[Dataset rows for apps and sites]
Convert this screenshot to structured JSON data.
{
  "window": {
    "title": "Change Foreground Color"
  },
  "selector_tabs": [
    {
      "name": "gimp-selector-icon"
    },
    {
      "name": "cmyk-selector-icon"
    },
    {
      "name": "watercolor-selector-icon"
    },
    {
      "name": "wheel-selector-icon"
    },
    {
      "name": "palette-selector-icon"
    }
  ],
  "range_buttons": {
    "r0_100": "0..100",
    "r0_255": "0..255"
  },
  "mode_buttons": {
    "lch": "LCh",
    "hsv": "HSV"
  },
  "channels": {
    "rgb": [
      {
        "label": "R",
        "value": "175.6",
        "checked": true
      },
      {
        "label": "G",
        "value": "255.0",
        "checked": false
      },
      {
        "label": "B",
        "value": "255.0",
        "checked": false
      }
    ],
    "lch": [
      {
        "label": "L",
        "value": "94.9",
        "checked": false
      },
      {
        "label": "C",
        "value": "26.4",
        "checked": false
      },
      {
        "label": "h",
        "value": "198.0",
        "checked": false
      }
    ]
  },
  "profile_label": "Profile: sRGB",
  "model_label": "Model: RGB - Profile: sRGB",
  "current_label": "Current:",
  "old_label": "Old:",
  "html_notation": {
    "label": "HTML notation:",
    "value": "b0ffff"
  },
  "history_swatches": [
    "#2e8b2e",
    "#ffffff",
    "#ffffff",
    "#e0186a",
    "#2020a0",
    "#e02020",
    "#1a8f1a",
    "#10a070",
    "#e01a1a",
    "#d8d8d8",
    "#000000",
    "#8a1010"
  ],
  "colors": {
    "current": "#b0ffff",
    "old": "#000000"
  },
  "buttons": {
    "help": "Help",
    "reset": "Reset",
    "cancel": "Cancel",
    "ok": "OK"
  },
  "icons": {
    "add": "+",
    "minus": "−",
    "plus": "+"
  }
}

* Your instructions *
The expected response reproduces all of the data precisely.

* Answer for the task *
Convert this screenshot to structured JSON data.
{
  "window": {
    "title": "Change Foreground Color"
  },
  "selector_tabs": [
    {
      "name": "gimp-selector-icon"
    },
    {
      "name": "cmyk-selector-icon"
    },
    {
      "name": "watercolor-selector-icon"
    },
    {
      "name": "wheel-selector-icon"
    },
    {
      "name": "palette-selector-icon"
    }
  ],
  "range_buttons": {
    "r0_100": "0..100",
    "r0_255": "0..255"
  },
  "mode_buttons": {
    "lch": "LCh",
    "hsv": "HSV"
  },
  "channels": {
    "rgb": [
      {
        "label": "R",
        "value": "175.6",
        "checked": true
      },
      {
        "label": "G",
        "value": "255.0",
        "checked": false
      },
      {
        "label": "B",
        "value": "255.0",
        "checked": false
      }
    ],
    "lch": [
      {
        "label": "L",
        "value": "94.9",
        "checked": false
      },
      {
        "label": "C",
        "value": "26.4",
        "checked": false
      },
      {
        "label": "h",
        "value": "198.0",
        "checked": false
      }
    ]
  },
  "profile_label": "Profile: sRGB",
  "model_label": "Model: RGB - Profile: sRGB",
  "current_label": "Current:",
  "old_label": "Old:",
  "html_notation": {
    "label": "HTML notation:",
    "value": "b0ffff"
  },
  "history_swatches": [
    "#2e8b2e",
    "#ffffff",
    "#ffffff",
    "#e0186a",
    "#2020a0",
    "#e02020",
    "#1a8f1a",
    "#10a070",
    "#e01a1a",
    "#d8d8d8",
    "#000000",
    "#8a1010"
  ],
  "colors": {
    "current": "#b0ffff",
    "old": "#000000"
  },
  "buttons": {
    "help": "Help",
    "reset": "Reset",
    "cancel": "Cancel",
    "ok": "OK"
  },
  "icons": {
    "add": "+",
    "minus": "−",
    "plus": "+"
  }
}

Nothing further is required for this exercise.